[SOURCE INFORMATION]:
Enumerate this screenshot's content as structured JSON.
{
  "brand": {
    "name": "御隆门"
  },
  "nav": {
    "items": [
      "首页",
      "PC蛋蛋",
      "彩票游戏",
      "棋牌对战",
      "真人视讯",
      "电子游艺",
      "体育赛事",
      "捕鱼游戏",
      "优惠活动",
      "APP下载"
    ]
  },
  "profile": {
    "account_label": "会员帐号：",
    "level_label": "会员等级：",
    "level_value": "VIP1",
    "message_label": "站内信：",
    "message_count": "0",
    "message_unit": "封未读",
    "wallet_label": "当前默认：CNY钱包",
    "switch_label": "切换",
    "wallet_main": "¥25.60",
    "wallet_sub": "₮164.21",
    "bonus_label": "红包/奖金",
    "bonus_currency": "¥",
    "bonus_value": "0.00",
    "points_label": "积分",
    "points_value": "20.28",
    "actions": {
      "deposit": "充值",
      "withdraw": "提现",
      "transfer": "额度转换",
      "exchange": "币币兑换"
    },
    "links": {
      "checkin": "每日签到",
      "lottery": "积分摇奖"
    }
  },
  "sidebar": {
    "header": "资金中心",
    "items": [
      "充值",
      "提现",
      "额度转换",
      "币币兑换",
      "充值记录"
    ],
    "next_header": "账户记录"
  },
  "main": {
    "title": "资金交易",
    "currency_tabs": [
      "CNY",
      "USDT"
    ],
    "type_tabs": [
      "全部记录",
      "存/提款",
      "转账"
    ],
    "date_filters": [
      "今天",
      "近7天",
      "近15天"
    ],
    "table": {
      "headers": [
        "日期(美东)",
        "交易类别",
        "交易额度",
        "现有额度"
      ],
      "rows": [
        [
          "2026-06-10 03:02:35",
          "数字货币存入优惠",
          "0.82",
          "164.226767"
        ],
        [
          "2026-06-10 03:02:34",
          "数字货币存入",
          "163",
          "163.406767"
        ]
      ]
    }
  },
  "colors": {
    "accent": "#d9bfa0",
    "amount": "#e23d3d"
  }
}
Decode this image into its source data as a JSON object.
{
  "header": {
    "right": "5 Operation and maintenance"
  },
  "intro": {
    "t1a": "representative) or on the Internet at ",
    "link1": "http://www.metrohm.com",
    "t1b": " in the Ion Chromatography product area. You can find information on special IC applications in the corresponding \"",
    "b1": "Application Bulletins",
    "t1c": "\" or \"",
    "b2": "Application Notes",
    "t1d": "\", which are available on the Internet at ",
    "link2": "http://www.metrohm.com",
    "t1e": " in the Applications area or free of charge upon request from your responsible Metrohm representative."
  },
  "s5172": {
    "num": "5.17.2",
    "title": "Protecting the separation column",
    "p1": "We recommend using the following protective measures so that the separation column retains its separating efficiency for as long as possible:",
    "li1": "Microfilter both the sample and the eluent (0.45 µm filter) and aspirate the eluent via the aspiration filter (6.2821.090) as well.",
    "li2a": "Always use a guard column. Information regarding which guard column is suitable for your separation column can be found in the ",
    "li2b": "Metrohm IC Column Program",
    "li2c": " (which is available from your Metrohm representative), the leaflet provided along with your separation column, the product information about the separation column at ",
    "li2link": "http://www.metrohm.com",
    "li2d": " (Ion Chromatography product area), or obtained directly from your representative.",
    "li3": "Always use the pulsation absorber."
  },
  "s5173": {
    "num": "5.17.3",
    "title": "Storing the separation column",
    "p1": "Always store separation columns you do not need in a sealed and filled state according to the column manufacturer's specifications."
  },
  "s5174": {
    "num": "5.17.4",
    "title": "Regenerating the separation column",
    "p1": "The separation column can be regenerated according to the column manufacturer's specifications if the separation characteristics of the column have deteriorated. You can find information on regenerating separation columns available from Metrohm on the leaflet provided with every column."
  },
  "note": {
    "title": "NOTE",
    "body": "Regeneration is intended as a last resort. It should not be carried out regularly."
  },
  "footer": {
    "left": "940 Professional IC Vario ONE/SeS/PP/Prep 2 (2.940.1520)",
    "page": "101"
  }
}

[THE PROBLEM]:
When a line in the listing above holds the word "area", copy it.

[EXERCISE ANSWER]:
    "t1b": " in the Ion Chromatography product area. You can find information on special IC applications in the corresponding \"",
    "t1e": " in the Applications area or free of charge upon request from your responsible Metrohm representative."
    "li2d": " (Ion Chromatography product area), or obtained directly from your representative.",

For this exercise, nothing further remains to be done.